Feeding any child can be challenging – weighing nutritional value with flavor and the likelihood a child will eat a particular food can be daunting. Parents of children with food allergies face added concerns. More serious than just disliking certain foods, children with food allergies can become violently ill and even die from exposure to allergens. My son is allergic to peanuts, which means I must read food labels carefully. Many commercially produced baked goods contain or are cross-contaminated by peanuts. For years, I have sent my son to birthday parties with his own, peanut-safe cupcake. Even though he may feel a bit awkward about bringing his own cake, at least we know he is safe.
One way to overcome the awkwardness of bringing a separate snack is to bring something to share with everyone. We recently hiked to Lonesome Lake in New Hampshire with my son’s Cub Scout den, and I made these cookies as an alternative to trail mix or granola bars:
Cookies for a Hike
1 Cup (2 sticks) butter
1 Cup brown sugar
1 Cup granulated sugar
1 Teaspoon vanilla
1 Cup all purpose flour
1 Cup whole wheat flour
1 teaspoon baking soda
½ teaspoon salt
3 Cups oatmeal (rough or steel cut, not instant)
1 teaspoon cinnamon
1 Cup chocolate chips
1 Cup dried cranberries, cherries, blueberries or a mixture of dried fruit.
Preheat oven to 375 degrees. In the bowl of a stand mixer fitted with the paddle attachment, cream butter and sugars together. Add eggs and vanilla. In a large measuring cup or small bowl, stir dry ingredients gently with a whisk to sift and mix. Add dry ingredients to mixer, mixing just until incorporated. Stop mixer and stir from the bottom of the bowl to be sure ingredients are evenly distributed. Add chocolate chips and dried fruit and mix just until incorporated.
Using an ice cream scoop (3 ounce,) place dough on baking sheet lined with parchment paper, leaving about two inches between cookies.
Bake for 15-18 minutes, makes 32 cookies.

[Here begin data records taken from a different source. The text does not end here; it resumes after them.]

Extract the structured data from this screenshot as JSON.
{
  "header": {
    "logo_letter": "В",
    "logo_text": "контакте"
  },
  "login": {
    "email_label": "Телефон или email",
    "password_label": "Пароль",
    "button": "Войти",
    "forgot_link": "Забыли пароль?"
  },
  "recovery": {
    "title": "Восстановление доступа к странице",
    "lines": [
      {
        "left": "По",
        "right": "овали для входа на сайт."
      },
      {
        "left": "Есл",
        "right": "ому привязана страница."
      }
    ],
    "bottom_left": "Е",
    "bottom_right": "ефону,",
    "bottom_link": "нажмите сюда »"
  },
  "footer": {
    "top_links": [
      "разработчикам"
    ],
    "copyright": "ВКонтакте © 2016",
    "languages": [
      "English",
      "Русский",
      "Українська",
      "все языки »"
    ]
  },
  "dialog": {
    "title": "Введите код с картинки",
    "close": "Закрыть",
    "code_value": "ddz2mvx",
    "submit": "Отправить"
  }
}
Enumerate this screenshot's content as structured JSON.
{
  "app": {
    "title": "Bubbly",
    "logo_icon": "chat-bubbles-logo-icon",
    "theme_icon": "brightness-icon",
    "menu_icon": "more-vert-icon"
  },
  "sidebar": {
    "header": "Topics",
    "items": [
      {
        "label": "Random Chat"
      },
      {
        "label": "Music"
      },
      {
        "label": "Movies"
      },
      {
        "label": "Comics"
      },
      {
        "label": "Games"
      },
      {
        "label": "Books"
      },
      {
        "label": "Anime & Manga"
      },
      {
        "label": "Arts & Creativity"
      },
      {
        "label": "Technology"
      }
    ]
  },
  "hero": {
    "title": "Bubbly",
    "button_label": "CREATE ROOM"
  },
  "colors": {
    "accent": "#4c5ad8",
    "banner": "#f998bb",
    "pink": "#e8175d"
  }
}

These cookies held up well packed in a re-sealable plastic bag packed in the side pocket of a back pack. They’re just as enjoyable at the kitchen table with a cup of coffee as they are on the side of a hiking trail.